PN Immunization Information

Two-Step TB Testing:

The two-step tuberculin skin test (TST) is used to detect individuals with past tuberculosis (TB) infection.

Appointment schedule for two-step testing:

Visit 1, day 1:

  • The first TST is given to the applicant/student and he/she is told to return in 48 to 72 hours for the test to be read. If the applicant/student does not return within 72 hours he/she will need to be rescheduled for another skin test.

Visit 2, day 2-3:

  • The first TST is evaluated, measured, and interpreted. The results are documented in millimeters of the induration (palpable, raised, hardened area or swelling).
  • If the first TST is negative, the applicant/student is given an appointment to return for a second test in 7 – 21 days.
  • If the first TST is positive, it indicates that the applicant/student is infected with TB. No further testing is indicated. The applicant/student will be referred for a chest x-ray and physician evaluation. An asymptomatic applicant/student, whose chest x-ray indicates no active disease, may attend class/clinical.

Visit 3, day 7-21:

  • The second TST will be given to all applicants/students whose first test was negative, using the alternate arm and he/she is told to return in 48 to 72 hours for the test to be read. If the applicant/student does not return within 72 hours he/she will need to be rescheduled to begin the entire series again.

Visit 4, 48-72 hours after the second test:

  • The second TST is evaluated, measured, and interpreted. The results are documented in millimeters of induration (palpable, raised, hardened area or swelling).
  • If the second TST is negative, the applicant/student is not infected.
  • If the second test is positive, it indicates that the applicant/student is infected with TB. No further testing is indicated. The applicant/student will be referred for a chest x-ray and physician evaluation. An asymptomatic applicant/student, whose chest x-ray indicates no active disease, may attend class/clinical.

Annual TST

  • If the applicant/student’s two-step TST will expire during the program the student will be required to get a one-step TB test no more than 12 months since their last TST the previous year (for example if the first TST was done on 6/1/2017 and the second on 6/13/2017, the student needs to have the annual TST placed BEFORE 6/1/2018).
  • If the second TST is negative, the applicant/student is not infected.
  • If the second test is positive, it indicates that the applicant/student is infected with TB. No further testing is indicated. The applicant/student will be referred for a chest x-ray and physician evaluation. An asymptomatic applicant/student, whose chest x-ray indicates no active disease, may attend class/clinical. 

Influenza:

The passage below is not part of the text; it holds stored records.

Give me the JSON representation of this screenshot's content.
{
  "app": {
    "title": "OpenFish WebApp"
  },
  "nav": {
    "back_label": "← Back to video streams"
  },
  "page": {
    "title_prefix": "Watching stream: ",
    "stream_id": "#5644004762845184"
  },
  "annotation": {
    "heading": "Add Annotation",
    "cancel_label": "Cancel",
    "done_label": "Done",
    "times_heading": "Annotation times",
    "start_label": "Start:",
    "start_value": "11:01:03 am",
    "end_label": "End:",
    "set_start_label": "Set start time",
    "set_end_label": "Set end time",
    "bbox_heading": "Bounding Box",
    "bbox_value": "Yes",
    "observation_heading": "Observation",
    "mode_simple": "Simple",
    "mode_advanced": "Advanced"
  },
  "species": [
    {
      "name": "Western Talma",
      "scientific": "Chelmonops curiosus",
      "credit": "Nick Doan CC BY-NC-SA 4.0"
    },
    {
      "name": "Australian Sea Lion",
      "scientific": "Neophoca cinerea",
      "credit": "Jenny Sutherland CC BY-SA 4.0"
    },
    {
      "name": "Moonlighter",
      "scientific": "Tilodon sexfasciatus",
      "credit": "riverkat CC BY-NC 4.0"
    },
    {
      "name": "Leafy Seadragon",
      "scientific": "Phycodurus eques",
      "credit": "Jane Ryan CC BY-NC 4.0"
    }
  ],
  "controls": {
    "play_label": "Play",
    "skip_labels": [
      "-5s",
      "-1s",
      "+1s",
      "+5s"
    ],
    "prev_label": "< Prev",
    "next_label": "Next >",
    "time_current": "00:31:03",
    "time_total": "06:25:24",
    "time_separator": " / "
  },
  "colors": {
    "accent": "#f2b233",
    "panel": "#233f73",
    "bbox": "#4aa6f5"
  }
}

Getting an annual flu vaccine is the first and best way to protect yourself and those you care for from the flu. There are many different flu viruses and they are constantly changing. The flu vaccines are reviewed and updated annually to match the circulating flu viruses.

The vaccination usually becomes available in late summer/early fall and is available at local pharmacies or through your healthcare provider. It is the student’s responsibility to ensure that the vaccination is for the current year. This program requires that all students receive the annual flu vaccine or sign a declination form. However, specific healthcare institutions may require vaccination without exception, alternate clinical rotation arrangements will not be made.

Hepatitis B:

The Hepatitis B vaccination is a series of 3 intramuscular injections completed at appropriate time intervals (1 and 6 months after the initial dose) and a post vaccination titer (blood draw) at 6-8 weeks after the series completion. If the titer is negative, then the series is repeated and another titer is drawn 6-8 weeks after the completion of the second series. This vaccination can be obtained through your healthcare provider.

Students may also provide documentation of a positive titer (anti-HBs or HepB Sab) or sign a vaccination declination. However, specific healthcare institutions may require vaccination without exception, alternate clinical rotation arrangements will not be made.

MMR (Measles, Mumps, Rubella):

Proof of vaccination (2 doses at appropriate intervals). The first dose is usually done at 12-15 months of age and the second dose at 4-6 years of age. Most teens and adults should be up to date on MMR vaccinations. Students may also provide proof of measles immunity, mumps immunity and rubella immunity by titer (3 separate titers). This vaccination can be obtained through your healthcare provider.

Varicella:

Proof of vaccination (2 doses administered at least 4 weeks apart) or proof of immunity by titer. This vaccination can be obtained through your healthcare provider.

Tetanus, Diptheria, Pertusis (Tdap):

The Tdap vaccine protects from tetanus, diphtheria and pertussis and is routinely given at age 11 or 12. It is only required once. The Td booster vaccine is required every ten years, and protects against tetanus and diphtheria. This vaccination can be obtained through your healthcare provider.